*RECORDS FOR THIS EXERCISE*:
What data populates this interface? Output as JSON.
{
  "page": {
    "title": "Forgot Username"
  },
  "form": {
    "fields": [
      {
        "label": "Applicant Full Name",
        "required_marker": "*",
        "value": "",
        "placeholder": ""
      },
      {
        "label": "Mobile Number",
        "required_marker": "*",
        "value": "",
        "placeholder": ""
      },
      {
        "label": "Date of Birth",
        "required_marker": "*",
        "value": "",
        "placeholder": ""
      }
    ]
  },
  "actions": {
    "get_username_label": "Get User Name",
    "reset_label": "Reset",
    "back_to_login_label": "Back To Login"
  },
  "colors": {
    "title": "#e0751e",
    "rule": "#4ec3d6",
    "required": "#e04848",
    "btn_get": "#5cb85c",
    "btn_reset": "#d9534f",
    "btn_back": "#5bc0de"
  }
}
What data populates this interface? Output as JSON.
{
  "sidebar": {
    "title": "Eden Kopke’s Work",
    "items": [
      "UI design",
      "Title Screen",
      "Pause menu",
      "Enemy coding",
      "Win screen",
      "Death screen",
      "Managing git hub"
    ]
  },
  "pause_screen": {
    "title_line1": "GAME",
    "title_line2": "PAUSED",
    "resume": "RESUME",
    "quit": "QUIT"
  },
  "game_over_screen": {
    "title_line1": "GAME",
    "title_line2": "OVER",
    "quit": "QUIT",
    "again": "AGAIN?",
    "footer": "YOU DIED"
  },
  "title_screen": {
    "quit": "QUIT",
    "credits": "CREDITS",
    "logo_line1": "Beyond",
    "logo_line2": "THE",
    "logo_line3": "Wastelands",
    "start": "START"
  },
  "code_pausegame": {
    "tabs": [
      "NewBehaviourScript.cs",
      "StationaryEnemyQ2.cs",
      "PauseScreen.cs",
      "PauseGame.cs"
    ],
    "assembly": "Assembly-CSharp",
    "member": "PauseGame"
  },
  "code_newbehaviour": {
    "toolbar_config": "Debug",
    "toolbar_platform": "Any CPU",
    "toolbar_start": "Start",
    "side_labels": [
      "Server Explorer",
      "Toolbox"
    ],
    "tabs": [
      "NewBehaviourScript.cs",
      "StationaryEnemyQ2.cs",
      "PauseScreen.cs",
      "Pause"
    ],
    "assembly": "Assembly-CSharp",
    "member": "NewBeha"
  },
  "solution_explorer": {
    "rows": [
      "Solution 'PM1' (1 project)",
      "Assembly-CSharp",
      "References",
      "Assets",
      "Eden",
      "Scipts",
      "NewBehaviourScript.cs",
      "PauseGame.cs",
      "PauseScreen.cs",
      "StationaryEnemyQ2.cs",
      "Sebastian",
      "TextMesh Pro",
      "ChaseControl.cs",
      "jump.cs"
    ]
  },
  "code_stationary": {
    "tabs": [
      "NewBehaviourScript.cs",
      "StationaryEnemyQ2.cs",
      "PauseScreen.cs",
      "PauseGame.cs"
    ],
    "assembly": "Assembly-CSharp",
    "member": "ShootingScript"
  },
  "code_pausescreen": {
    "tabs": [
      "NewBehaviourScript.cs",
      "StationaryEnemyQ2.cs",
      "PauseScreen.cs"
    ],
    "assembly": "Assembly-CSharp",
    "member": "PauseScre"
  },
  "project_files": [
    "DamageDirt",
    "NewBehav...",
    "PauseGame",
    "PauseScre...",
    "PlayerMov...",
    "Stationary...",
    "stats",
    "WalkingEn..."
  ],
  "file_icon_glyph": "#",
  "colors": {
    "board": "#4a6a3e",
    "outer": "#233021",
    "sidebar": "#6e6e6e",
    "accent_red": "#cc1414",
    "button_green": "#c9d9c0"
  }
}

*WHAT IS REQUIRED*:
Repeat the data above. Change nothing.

*SOLVED EXERCISE*:
What data populates this interface? Output as JSON.
{
  "page": {
    "title": "Forgot Username"
  },
  "form": {
    "fields": [
      {
        "label": "Applicant Full Name",
        "required_marker": "*",
        "value": "",
        "placeholder": ""
      },
      {
        "label": "Mobile Number",
        "required_marker": "*",
        "value": "",
        "placeholder": ""
      },
      {
        "label": "Date of Birth",
        "required_marker": "*",
        "value": "",
        "placeholder": ""
      }
    ]
  },
  "actions": {
    "get_username_label": "Get User Name",
    "reset_label": "Reset",
    "back_to_login_label": "Back To Login"
  },
  "colors": {
    "title": "#e0751e",
    "rule": "#4ec3d6",
    "required": "#e04848",
    "btn_get": "#5cb85c",
    "btn_reset": "#d9534f",
    "btn_back": "#5bc0de"
  }
}
What data populates this interface? Output as JSON.
{
  "sidebar": {
    "title": "Eden Kopke’s Work",
    "items": [
      "UI design",
      "Title Screen",
      "Pause menu",
      "Enemy coding",
      "Win screen",
      "Death screen",
      "Managing git hub"
    ]
  },
  "pause_screen": {
    "title_line1": "GAME",
    "title_line2": "PAUSED",
    "resume": "RESUME",
    "quit": "QUIT"
  },
  "game_over_screen": {
    "title_line1": "GAME",
    "title_line2": "OVER",
    "quit": "QUIT",
    "again": "AGAIN?",
    "footer": "YOU DIED"
  },
  "title_screen": {
    "quit": "QUIT",
    "credits": "CREDITS",
    "logo_line1": "Beyond",
    "logo_line2": "THE",
    "logo_line3": "Wastelands",
    "start": "START"
  },
  "code_pausegame": {
    "tabs": [
      "NewBehaviourScript.cs",
      "StationaryEnemyQ2.cs",
      "PauseScreen.cs",
      "PauseGame.cs"
    ],
    "assembly": "Assembly-CSharp",
    "member": "PauseGame"
  },
  "code_newbehaviour": {
    "toolbar_config": "Debug",
    "toolbar_platform": "Any CPU",
    "toolbar_start": "Start",
    "side_labels": [
      "Server Explorer",
      "Toolbox"
    ],
    "tabs": [
      "NewBehaviourScript.cs",
      "StationaryEnemyQ2.cs",
      "PauseScreen.cs",
      "Pause"
    ],
    "assembly": "Assembly-CSharp",
    "member": "NewBeha"
  },
  "solution_explorer": {
    "rows": [
      "Solution 'PM1' (1 project)",
      "Assembly-CSharp",
      "References",
      "Assets",
      "Eden",
      "Scipts",
      "NewBehaviourScript.cs",
      "PauseGame.cs",
      "PauseScreen.cs",
      "StationaryEnemyQ2.cs",
      "Sebastian",
      "TextMesh Pro",
      "ChaseControl.cs",
      "jump.cs"
    ]
  },
  "code_stationary": {
    "tabs": [
      "NewBehaviourScript.cs",
      "StationaryEnemyQ2.cs",
      "PauseScreen.cs",
      "PauseGame.cs"
    ],
    "assembly": "Assembly-CSharp",
    "member": "ShootingScript"
  },
  "code_pausescreen": {
    "tabs": [
      "NewBehaviourScript.cs",
      "StationaryEnemyQ2.cs",
      "PauseScreen.cs"
    ],
    "assembly": "Assembly-CSharp",
    "member": "PauseScre"
  },
  "project_files": [
    "DamageDirt",
    "NewBehav...",
    "PauseGame",
    "PauseScre...",
    "PlayerMov...",
    "Stationary...",
    "stats",
    "WalkingEn..."
  ],
  "file_icon_glyph": "#",
  "colors": {
    "board": "#4a6a3e",
    "outer": "#233021",
    "sidebar": "#6e6e6e",
    "accent_red": "#cc1414",
    "button_green": "#c9d9c0"
  }
}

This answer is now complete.